[[ EXERCISE INPUTS, beginning ]]

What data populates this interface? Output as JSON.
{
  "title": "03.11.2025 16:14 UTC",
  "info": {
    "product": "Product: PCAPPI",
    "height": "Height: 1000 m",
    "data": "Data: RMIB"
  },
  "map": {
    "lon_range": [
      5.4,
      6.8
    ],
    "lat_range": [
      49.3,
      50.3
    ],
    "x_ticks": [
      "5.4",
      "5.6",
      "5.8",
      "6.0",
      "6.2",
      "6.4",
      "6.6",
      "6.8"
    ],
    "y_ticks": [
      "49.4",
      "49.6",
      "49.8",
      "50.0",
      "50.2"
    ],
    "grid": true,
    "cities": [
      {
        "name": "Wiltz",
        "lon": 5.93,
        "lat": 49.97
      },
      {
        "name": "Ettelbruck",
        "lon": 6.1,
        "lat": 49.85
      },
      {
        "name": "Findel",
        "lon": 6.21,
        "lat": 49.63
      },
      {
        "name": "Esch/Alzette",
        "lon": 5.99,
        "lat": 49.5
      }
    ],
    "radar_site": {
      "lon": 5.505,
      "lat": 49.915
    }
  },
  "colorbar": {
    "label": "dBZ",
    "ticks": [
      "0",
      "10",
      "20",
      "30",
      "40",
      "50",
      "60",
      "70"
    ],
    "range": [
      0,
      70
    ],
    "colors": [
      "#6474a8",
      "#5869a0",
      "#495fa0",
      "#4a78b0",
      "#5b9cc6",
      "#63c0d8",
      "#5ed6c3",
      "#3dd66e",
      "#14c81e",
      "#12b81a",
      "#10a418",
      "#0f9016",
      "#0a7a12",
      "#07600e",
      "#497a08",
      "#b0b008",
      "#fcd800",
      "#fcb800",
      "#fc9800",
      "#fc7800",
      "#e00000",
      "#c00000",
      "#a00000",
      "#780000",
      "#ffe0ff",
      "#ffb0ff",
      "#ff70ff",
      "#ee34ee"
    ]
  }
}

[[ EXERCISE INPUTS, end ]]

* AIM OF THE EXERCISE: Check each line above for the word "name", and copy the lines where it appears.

* PROBLEM SOLUTION:
        "name": "Wiltz",
        "name": "Ettelbruck",
        "name": "Findel",
        "name": "Esch/Alzette",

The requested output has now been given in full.